It’s seems only right to begin with the mind. Our buzzing, busy control centre that houses our personality, and changes constantly from conception to death. Swimming as babies helps the rapidly growing brain develop; swimming as an adult helps steady a busy mind. So that’s where this story starts.
Stimulated, suppressed, stretched, strained on a daily basis, I swore to be more mindful this year. Like a lot of people, my mind scrambles through a million possible futures rather than experiencing the moment. Except for when I’m swimming.
When I swim, it’s all about the catch, the sweep, the pull. The rhythm of my breath, the feeling of cutting through the water, or the way this new hat is cutting into the back of my neck! When I swim outdoors, it’s intensified: with no tuck and turn, the rhythm of my stroke and breath sings without interruption through the cold water, beneath the sky. And the chafe of a wetsuit beats the squeeze of a tight hat any day of the week!

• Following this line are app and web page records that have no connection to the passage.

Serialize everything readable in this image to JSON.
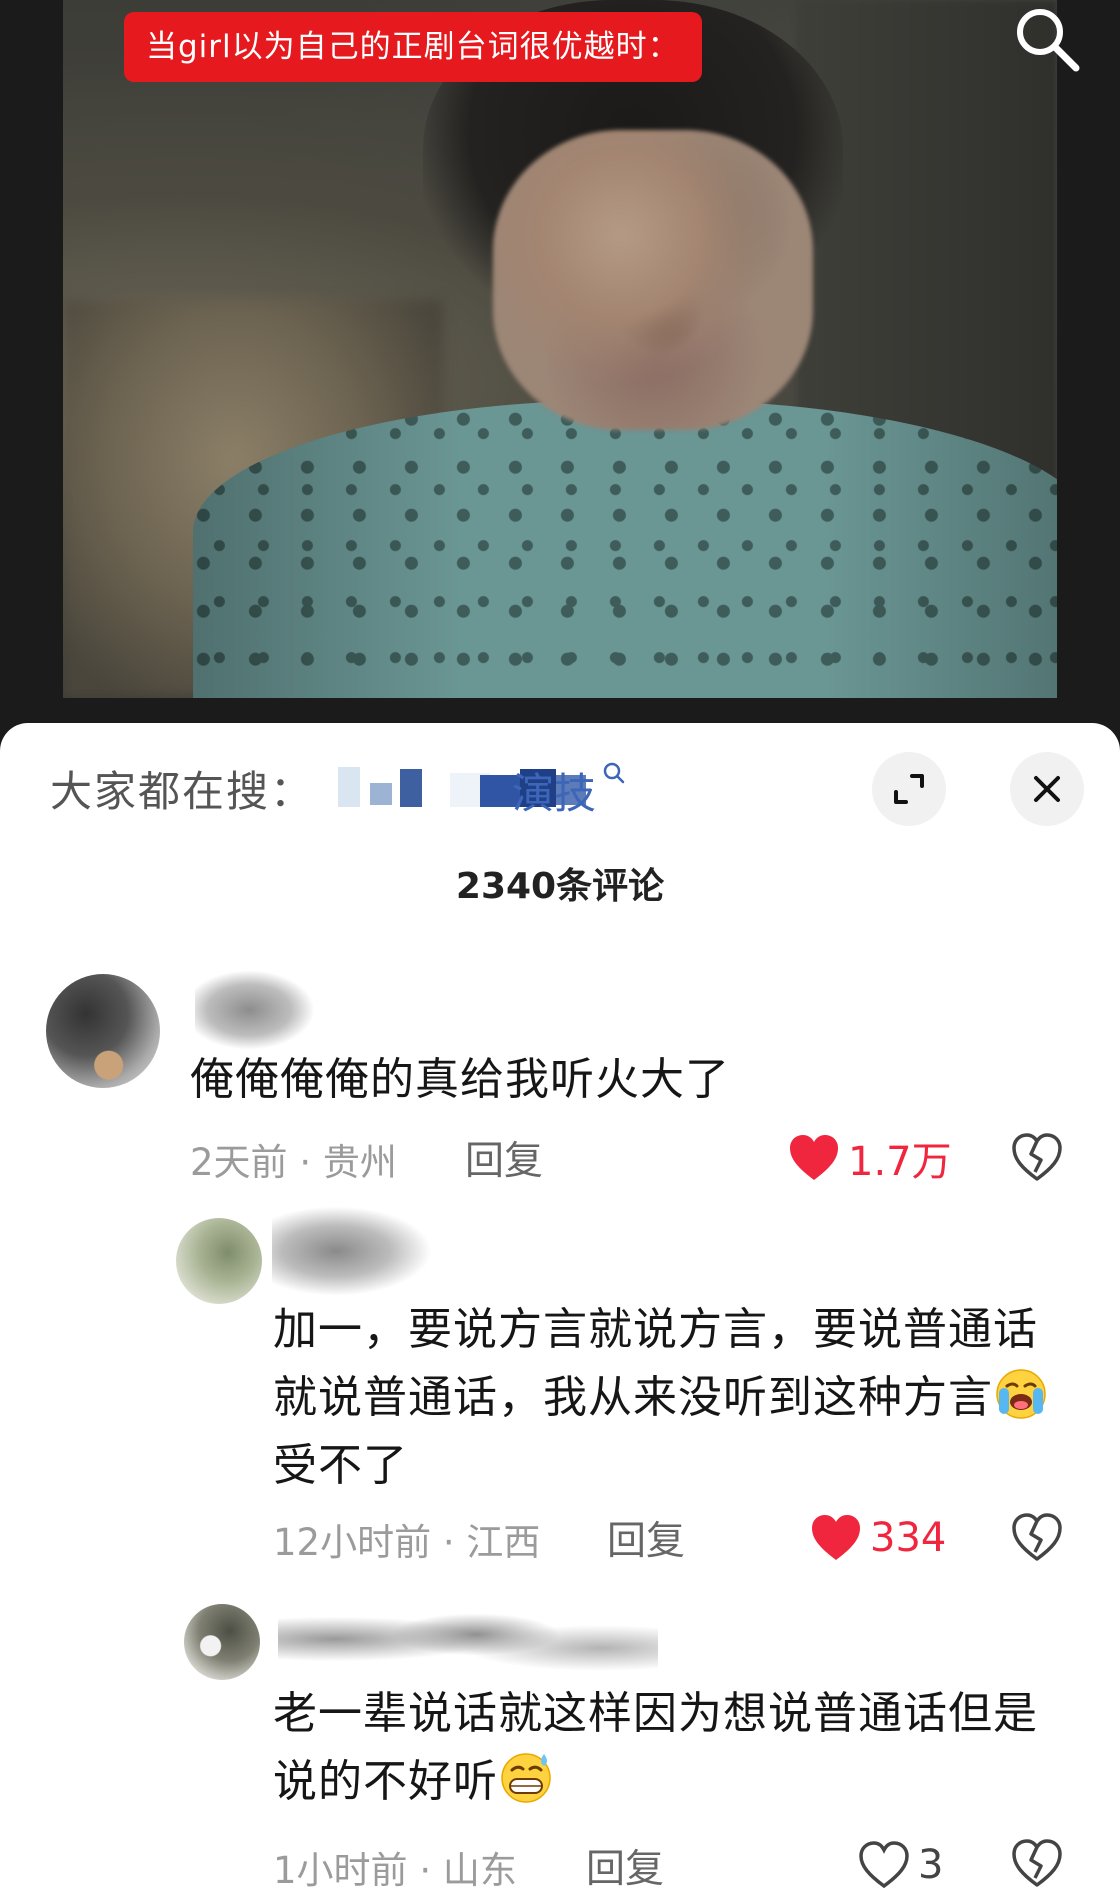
{
  "video": {
    "caption": "当girl以为自己的正剧台词很优越时："
  },
  "sheet": {
    "hot_search_label": "大家都在搜：",
    "hot_search_term_visible": "演技",
    "comment_count": "2340条评论"
  },
  "comments": [
    {
      "text": "俺俺俺俺的真给我听火大了",
      "time": "2天前",
      "location": "贵州",
      "reply_label": "回复",
      "likes": "1.7万",
      "liked": true
    },
    {
      "text_before_emoji": "加一，要说方言就说方言，要说普通话就说普通话，我从来没听到这种方言",
      "emoji": "loudly-crying-face",
      "text_after_emoji": "受不了",
      "time": "12小时前",
      "location": "江西",
      "reply_label": "回复",
      "likes": "334",
      "liked": true
    },
    {
      "text_before_emoji": "老一辈说话就这样因为想说普通话但是说的不好听",
      "emoji": "grinning-sweat-face",
      "time": "1小时前",
      "location": "山东",
      "reply_label": "回复",
      "likes": "3",
      "liked": false
    }
  ],
  "colors": {
    "caption_bg": "#e5191e",
    "like_red": "#f0263f",
    "link_blue": "#3d66b8",
    "meta_gray": "#9b9b9b"
  },
  "icons": {
    "search": "search-icon",
    "expand": "expand-icon",
    "close": "close-icon",
    "like": "heart-icon",
    "dislike": "broken-heart-icon"
  }
}
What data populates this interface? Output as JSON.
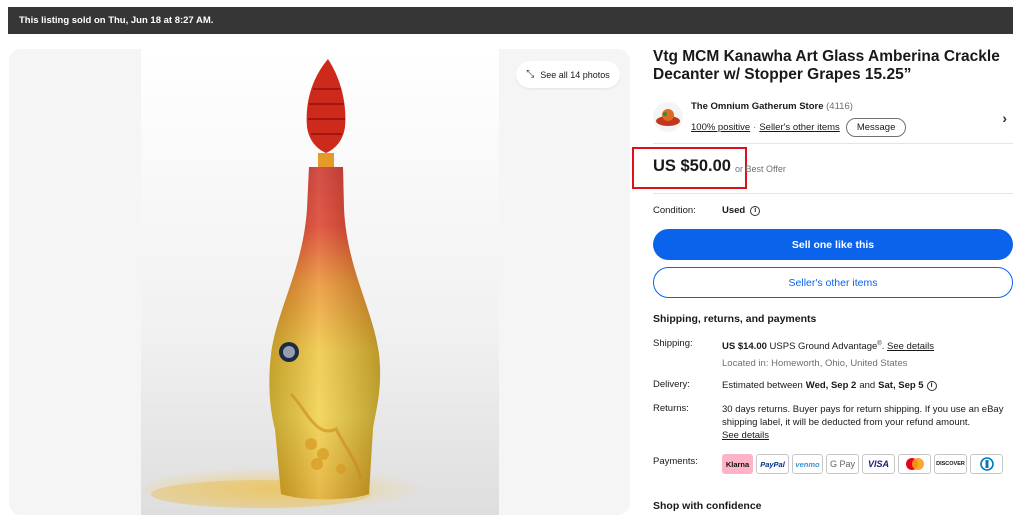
{
  "banner": {
    "text": "This listing sold on Thu, Jun 18 at 8:27 AM."
  },
  "gallery": {
    "see_all_label": "See all 14 photos",
    "expand_icon": "expand-icon"
  },
  "item": {
    "title": "Vtg MCM Kanawha Art Glass Amberina Crackle Decanter w/ Stopper Grapes 15.25”"
  },
  "seller": {
    "name": "The Omnium Gatherum Store",
    "feedback_count": "(4116)",
    "positive": "100% positive",
    "separator": "·",
    "other_items": "Seller's other items",
    "message_label": "Message"
  },
  "price": {
    "amount": "US $50.00",
    "best_offer": "or Best Offer"
  },
  "condition": {
    "label": "Condition:",
    "value": "Used"
  },
  "buttons": {
    "sell_one": "Sell one like this",
    "sellers_other": "Seller's other items"
  },
  "shipping_section": {
    "title": "Shipping, returns, and payments",
    "shipping_label": "Shipping:",
    "shipping_cost": "US $14.00",
    "shipping_service": "USPS Ground Advantage",
    "shipping_reg": "®",
    "see_details": "See details",
    "located_in": "Located in: Homeworth, Ohio, United States",
    "delivery_label": "Delivery:",
    "delivery_prefix": "Estimated between",
    "delivery_start": "Wed, Sep 2",
    "delivery_and": "and",
    "delivery_end": "Sat, Sep 5",
    "returns_label": "Returns:",
    "returns_text": "30 days returns. Buyer pays for return shipping. If you use an eBay shipping label, it will be deducted from your refund amount.",
    "returns_details": "See details",
    "payments_label": "Payments:",
    "payment_methods": [
      "Klarna",
      "PayPal",
      "venmo",
      "G Pay",
      "VISA",
      "Mastercard",
      "DISCOVER",
      "Diners"
    ]
  },
  "shop_confidence": {
    "title": "Shop with confidence"
  },
  "colors": {
    "primary": "#0b63ec",
    "highlight": "#e0101a",
    "banner": "#363636"
  }
}
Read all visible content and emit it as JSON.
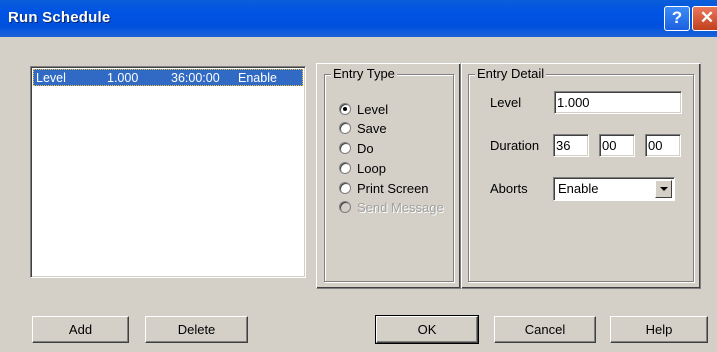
{
  "window": {
    "title": "Run Schedule",
    "help_glyph": "?",
    "close_glyph": "✕"
  },
  "schedule_list": {
    "items": [
      {
        "type": "Level",
        "value": "1.000",
        "duration": "36:00:00",
        "aborts": "Enable"
      }
    ]
  },
  "entry_type": {
    "legend": "Entry Type",
    "options": [
      {
        "label": "Level",
        "selected": true,
        "enabled": true
      },
      {
        "label": "Save",
        "selected": false,
        "enabled": true
      },
      {
        "label": "Do",
        "selected": false,
        "enabled": true
      },
      {
        "label": "Loop",
        "selected": false,
        "enabled": true
      },
      {
        "label": "Print Screen",
        "selected": false,
        "enabled": true
      },
      {
        "label": "Send Message",
        "selected": false,
        "enabled": false
      }
    ]
  },
  "entry_detail": {
    "legend": "Entry Detail",
    "level_label": "Level",
    "level_value": "1.000",
    "duration_label": "Duration",
    "duration_hours": "36",
    "duration_minutes": "00",
    "duration_seconds": "00",
    "aborts_label": "Aborts",
    "aborts_value": "Enable"
  },
  "buttons": {
    "add": "Add",
    "delete": "Delete",
    "ok": "OK",
    "cancel": "Cancel",
    "help": "Help"
  },
  "colors": {
    "title_bar": "#0054e3",
    "selection": "#316ac5",
    "dialog_face": "#d4d0c8"
  }
}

It’s a beautiful activity quite unlike any other. It’s taken me from coast, to river, to mountain lake. Last year, I started taking recreational open water swimming a little more seriously with my first open water event. And joined a club of wonderful swimming geeks to support my training.

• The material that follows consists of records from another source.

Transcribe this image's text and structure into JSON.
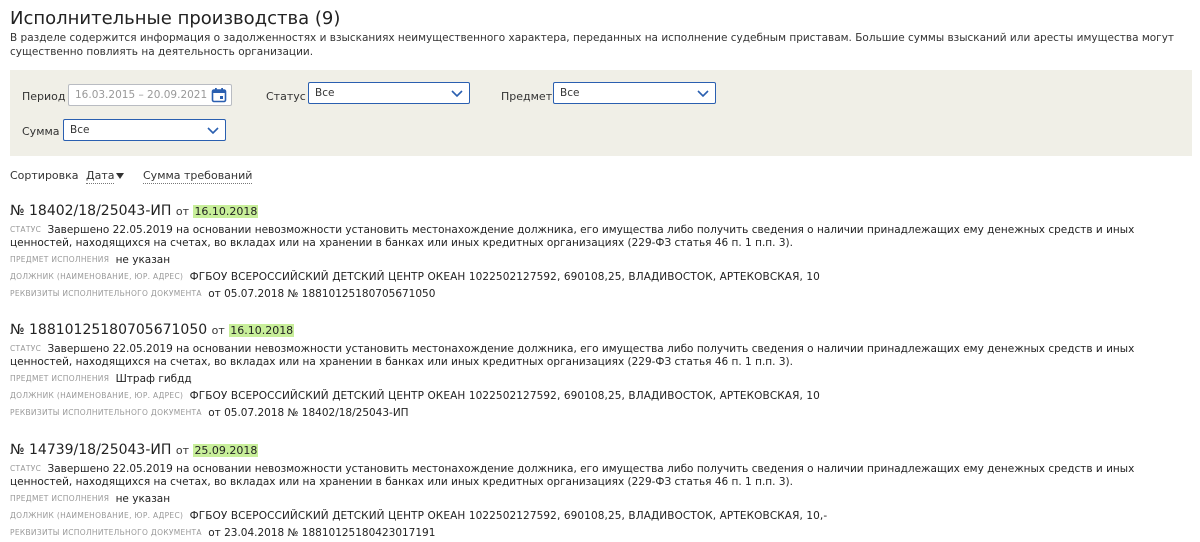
{
  "page": {
    "title": "Исполнительные производства (9)",
    "description": "В разделе содержится информация о задолженностях и взысканиях неимущественного характера, переданных на исполнение судебным приставам. Большие суммы взысканий или аресты имущества могут существенно повлиять на деятельность организации."
  },
  "filters": {
    "period_label": "Период",
    "period_value": "16.03.2015 – 20.09.2021",
    "status_label": "Статус",
    "status_value": "Все",
    "subject_label": "Предмет",
    "subject_value": "Все",
    "sum_label": "Сумма",
    "sum_value": "Все"
  },
  "sort": {
    "label": "Сортировка",
    "options": [
      "Дата",
      "Сумма требований"
    ]
  },
  "labels": {
    "status": "статус",
    "subject": "предмет исполнения",
    "debtor": "должник (наименование, юр. адрес)",
    "requisites": "реквизиты исполнительного документа",
    "from": "от"
  },
  "cases": [
    {
      "number": "№ 18402/18/25043-ИП",
      "date": "16.10.2018",
      "status": "Завершено 22.05.2019 на основании невозможности установить местонахождение должника, его имущества либо получить сведения о наличии принадлежащих ему денежных средств и иных ценностей, находящихся на счетах, во вкладах или на хранении в банках или иных кредитных организациях (229-ФЗ статья 46 п. 1 п.п. 3).",
      "subject": "не указан",
      "debtor": "ФГБОУ ВСЕРОССИЙСКИЙ ДЕТСКИЙ ЦЕНТР ОКЕАН 1022502127592, 690108,25, ВЛАДИВОСТОК, АРТЕКОВСКАЯ, 10",
      "requisites": "от 05.07.2018 № 18810125180705671050"
    },
    {
      "number": "№ 18810125180705671050",
      "date": "16.10.2018",
      "status": "Завершено 22.05.2019 на основании невозможности установить местонахождение должника, его имущества либо получить сведения о наличии принадлежащих ему денежных средств и иных ценностей, находящихся на счетах, во вкладах или на хранении в банках или иных кредитных организациях (229-ФЗ статья 46 п. 1 п.п. 3).",
      "subject": "Штраф гибдд",
      "debtor": "ФГБОУ ВСЕРОССИЙСКИЙ ДЕТСКИЙ ЦЕНТР ОКЕАН 1022502127592, 690108,25, ВЛАДИВОСТОК, АРТЕКОВСКАЯ, 10",
      "requisites": "от 05.07.2018 № 18402/18/25043-ИП"
    },
    {
      "number": "№ 14739/18/25043-ИП",
      "date": "25.09.2018",
      "status": "Завершено 22.05.2019 на основании невозможности установить местонахождение должника, его имущества либо получить сведения о наличии принадлежащих ему денежных средств и иных ценностей, находящихся на счетах, во вкладах или на хранении в банках или иных кредитных организациях (229-ФЗ статья 46 п. 1 п.п. 3).",
      "subject": "не указан",
      "debtor": "ФГБОУ ВСЕРОССИЙСКИЙ ДЕТСКИЙ ЦЕНТР ОКЕАН 1022502127592, 690108,25, ВЛАДИВОСТОК, АРТЕКОВСКАЯ, 10,-",
      "requisites": "от 23.04.2018 № 18810125180423017191"
    }
  ]
}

It’s a joyful activity that does not discriminate. I’ve seen tiny babies, people with disabilities, young and elderly folk enjoy the water alike. Six years ago, I started teaching parents how to teach their babies to swim, and saw the magical, bonding experience I’d had with my own water babies play out again and again.
For me, it’s those feel good hormones from exercising, and the focus on the here and now. When I swim outdoors, it’s also just being in the world.
This blog will explore the psychology, philosophy and physiology of swimming, as well as the practical and personal aspects.